So you basically start your guess at that root as simply the sum of the weights.

This is my f function for which I have to find roots.

This is the fourth order polynomial.

And then I'm using here a Newton-Raphson method which you've all,

I'm assuming people have seen Newton-Raphson.

Otherwise, go look it up.

How to do root solving.

There's different secant methods, there's Newton-Raphson.

There's a bunch of different methods.

This one finds the local slope and say, it's okay.

You know that's zero, but zero seems to be more to your left or right.

And it projects you down, and you resolve it again, that's the math for that.

So I do this math, and evaluate how close I am to zero.

I get the gradient, and the end of a fourth order is pretty trivial.

Gives you a cubic polynomial.

And then I get an updated version and then you repeat this process.

If this is net zero, you do it again and again.

And this will iteratively get you to where you have to be.

This is the step that completely replaces the eigenvalue eigenvector evaluation and

it's way faster.

So, let's wrap this up then.

So, now how does this work?

The QUEST method though, doesn't actually find the quaternion set.

6:18

What we have to do is now I know the eigenvalue and

the k times beta bar is equal to the optimal eigenvalue times beta bar.

Great.

That's still a four by four.

And, we have to actually find an analytic answer now,

on how to come up with the proper attitude measure.

And he uses, it's a q here, but in our notation,

q's is classical Rodriguez parameters, right?

That was e hat times phi over 2.

So it's basically the vectorial part of the quaternion, divided by beta naught, or

e vector divided by beta naught.

So when we had earlier beta naught, beta one, two, three, four and

divide everything by beta naught, the first element just becomes one and

then the rest of them become ratios of beta one over beta naught,

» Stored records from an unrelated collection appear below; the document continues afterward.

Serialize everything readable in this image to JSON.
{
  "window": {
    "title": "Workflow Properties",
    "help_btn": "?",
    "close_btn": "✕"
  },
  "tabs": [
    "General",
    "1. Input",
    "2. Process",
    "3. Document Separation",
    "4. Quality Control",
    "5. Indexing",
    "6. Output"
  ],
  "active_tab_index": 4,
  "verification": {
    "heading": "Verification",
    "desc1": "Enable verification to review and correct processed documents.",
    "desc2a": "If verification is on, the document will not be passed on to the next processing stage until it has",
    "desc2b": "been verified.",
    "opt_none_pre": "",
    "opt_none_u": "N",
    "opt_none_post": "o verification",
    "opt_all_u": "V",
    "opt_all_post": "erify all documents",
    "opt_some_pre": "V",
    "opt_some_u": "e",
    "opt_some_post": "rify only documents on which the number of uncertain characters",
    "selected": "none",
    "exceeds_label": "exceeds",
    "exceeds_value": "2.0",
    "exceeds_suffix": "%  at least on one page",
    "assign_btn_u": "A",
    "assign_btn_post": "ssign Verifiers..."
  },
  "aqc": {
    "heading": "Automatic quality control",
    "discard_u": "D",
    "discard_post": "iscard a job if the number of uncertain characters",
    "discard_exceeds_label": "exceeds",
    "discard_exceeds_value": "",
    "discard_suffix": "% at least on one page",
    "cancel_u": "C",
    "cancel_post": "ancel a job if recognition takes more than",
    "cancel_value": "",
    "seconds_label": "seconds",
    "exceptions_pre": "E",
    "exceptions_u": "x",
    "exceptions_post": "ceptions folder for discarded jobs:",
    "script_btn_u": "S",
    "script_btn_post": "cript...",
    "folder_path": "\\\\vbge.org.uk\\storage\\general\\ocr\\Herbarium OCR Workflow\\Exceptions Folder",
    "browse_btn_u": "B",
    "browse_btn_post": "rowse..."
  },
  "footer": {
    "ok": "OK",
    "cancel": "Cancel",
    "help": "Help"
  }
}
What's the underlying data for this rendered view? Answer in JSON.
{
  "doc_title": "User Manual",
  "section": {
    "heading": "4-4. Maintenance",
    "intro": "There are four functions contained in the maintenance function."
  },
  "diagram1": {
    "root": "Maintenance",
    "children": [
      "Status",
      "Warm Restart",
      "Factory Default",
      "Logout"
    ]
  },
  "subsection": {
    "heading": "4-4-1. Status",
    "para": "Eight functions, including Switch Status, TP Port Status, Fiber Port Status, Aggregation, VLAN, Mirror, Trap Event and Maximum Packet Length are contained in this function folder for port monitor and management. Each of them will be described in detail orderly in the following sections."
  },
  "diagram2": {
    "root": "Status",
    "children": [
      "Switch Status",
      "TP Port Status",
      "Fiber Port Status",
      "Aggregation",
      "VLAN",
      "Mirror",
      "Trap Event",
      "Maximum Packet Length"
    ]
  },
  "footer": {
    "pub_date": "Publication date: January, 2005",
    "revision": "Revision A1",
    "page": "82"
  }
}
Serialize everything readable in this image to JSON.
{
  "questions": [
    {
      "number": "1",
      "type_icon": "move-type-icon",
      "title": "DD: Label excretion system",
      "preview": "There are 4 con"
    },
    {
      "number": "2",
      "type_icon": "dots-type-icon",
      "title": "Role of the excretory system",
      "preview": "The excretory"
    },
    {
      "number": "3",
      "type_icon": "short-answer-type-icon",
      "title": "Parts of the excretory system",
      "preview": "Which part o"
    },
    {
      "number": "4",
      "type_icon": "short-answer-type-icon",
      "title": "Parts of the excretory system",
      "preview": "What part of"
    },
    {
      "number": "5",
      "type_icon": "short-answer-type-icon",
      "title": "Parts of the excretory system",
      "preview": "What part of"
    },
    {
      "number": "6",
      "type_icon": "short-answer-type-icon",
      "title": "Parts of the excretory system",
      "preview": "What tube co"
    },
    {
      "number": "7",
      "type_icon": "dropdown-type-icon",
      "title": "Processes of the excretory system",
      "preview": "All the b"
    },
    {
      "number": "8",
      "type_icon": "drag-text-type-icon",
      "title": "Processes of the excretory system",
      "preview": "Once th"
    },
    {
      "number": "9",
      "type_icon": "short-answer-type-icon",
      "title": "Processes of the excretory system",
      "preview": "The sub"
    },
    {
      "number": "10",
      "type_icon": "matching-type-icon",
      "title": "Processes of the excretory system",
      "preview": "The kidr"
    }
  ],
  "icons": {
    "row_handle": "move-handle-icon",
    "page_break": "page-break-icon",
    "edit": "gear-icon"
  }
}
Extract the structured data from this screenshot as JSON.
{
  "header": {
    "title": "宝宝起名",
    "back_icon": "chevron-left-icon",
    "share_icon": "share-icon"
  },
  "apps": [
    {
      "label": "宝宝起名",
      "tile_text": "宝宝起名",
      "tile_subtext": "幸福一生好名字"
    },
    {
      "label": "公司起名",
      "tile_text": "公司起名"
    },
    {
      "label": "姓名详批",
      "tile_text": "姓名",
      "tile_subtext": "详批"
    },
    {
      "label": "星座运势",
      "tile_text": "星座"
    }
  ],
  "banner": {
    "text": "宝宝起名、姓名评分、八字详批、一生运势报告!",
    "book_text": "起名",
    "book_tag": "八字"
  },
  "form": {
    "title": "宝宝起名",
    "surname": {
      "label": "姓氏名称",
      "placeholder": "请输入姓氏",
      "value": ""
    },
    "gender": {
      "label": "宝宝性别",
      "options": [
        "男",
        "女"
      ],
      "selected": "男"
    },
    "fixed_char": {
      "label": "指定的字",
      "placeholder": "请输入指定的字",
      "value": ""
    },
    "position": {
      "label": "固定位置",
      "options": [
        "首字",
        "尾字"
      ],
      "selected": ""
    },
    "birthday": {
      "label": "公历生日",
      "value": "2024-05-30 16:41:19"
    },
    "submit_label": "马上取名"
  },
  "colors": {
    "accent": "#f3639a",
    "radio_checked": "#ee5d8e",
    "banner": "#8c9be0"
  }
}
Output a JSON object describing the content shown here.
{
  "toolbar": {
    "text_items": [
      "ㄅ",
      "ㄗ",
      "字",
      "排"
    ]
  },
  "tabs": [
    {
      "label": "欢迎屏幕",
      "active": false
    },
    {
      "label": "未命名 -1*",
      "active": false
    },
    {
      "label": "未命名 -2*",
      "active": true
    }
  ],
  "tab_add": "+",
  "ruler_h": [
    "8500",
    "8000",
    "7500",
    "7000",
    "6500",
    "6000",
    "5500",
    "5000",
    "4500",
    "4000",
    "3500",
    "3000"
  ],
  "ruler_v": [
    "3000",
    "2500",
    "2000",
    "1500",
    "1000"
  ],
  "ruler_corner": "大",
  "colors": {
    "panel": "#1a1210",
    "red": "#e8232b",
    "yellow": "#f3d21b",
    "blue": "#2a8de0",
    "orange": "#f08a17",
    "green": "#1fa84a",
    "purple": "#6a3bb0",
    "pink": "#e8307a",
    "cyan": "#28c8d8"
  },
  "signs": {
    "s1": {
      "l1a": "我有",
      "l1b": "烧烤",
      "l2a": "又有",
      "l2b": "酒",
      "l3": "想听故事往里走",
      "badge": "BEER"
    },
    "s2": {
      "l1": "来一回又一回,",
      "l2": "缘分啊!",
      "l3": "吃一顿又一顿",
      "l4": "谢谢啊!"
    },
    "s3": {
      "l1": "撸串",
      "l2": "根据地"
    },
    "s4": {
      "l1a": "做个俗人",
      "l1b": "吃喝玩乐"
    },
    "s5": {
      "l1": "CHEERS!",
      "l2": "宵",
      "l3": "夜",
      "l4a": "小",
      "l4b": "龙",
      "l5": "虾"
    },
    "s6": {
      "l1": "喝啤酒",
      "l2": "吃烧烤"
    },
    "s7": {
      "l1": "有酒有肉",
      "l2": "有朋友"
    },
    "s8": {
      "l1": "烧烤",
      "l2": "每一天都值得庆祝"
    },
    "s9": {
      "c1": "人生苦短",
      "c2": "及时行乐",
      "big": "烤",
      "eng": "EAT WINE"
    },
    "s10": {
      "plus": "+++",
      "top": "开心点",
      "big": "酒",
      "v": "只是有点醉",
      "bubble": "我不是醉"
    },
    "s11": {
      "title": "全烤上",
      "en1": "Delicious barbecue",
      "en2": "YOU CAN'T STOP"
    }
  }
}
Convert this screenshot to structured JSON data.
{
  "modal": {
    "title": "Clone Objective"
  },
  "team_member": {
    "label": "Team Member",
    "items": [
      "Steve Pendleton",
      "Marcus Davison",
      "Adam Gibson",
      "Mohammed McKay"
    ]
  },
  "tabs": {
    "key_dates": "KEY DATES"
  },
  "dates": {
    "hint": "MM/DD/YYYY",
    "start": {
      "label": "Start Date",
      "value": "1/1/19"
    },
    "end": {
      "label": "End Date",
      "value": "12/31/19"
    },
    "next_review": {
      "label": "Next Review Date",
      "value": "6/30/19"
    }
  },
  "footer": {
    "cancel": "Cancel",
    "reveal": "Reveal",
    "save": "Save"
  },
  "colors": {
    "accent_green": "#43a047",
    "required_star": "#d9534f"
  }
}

beta two over beta naught, which are nothing but your CRP's.

Those are the classic Rodriguez parameters we just learned about last week.

7:07

So that's what Malcolm does.

He re-writes this into this form.

That's your k matrix times beta over beta naught at optimal lambda,

which we now have found to numerical precision times this.

The first equation we can somewhat ignore.

It's the second one that we can use, though it's z times one,

s times this tough times q and lambda optimal times q.

That gives you this last equation.

It's a simple equation in that you can group the q bars together.

Bring them all to one side.

And then invert the stuff that pre-multiplies q bar and

that's the answer.

7:54

So, CK, if you hear CRPs, what issue comes to mind right away?

>> They're close to singularity.

>> You could be close to a singularity.

What if your attitude is upside down?

Then you might have an issue.

Now this is mile can fix that.

If this is my body frame on this spacecraft,

let's say I'm lining it up with the pen, right?

That's great.

And the pen instead of pointing up,

that would be zero altitude, happens to be pointing down.

This algorithm will have issues,

because the coordinates blow up to infinity, right?

But the body frame you picked is one of an infinity of

body frames you could have picked.

Instead of picking this one, let's say we pick one where you've rotated 90 degrees.

Now, with this is upside down, that frame is upside down plus 90 degrees.

8:37

So with one frame is going singular since you have a second alternate body frame,

the other one is guaranteed not to go singular.

This is similar mentality that the MRP switching that we do.

So that's what is done with QUEST.

You have this primary body frame and

you always see about you can use sequential rotations.

You just have an alternate body frame that Is not the same as the first.

The one is singular, 180, the other one's guaranteed not to be at 180.

And you can estimate either attitude, and

then you pull out the 90 degree rotation again at the end.

And you do it once you've mapped to something nonsingular, like quaternions.

So there's that hidden step in here.

In the homework you don't have to do that, just there will be nonsingular attitudes,

but if you implemented this be aware of that.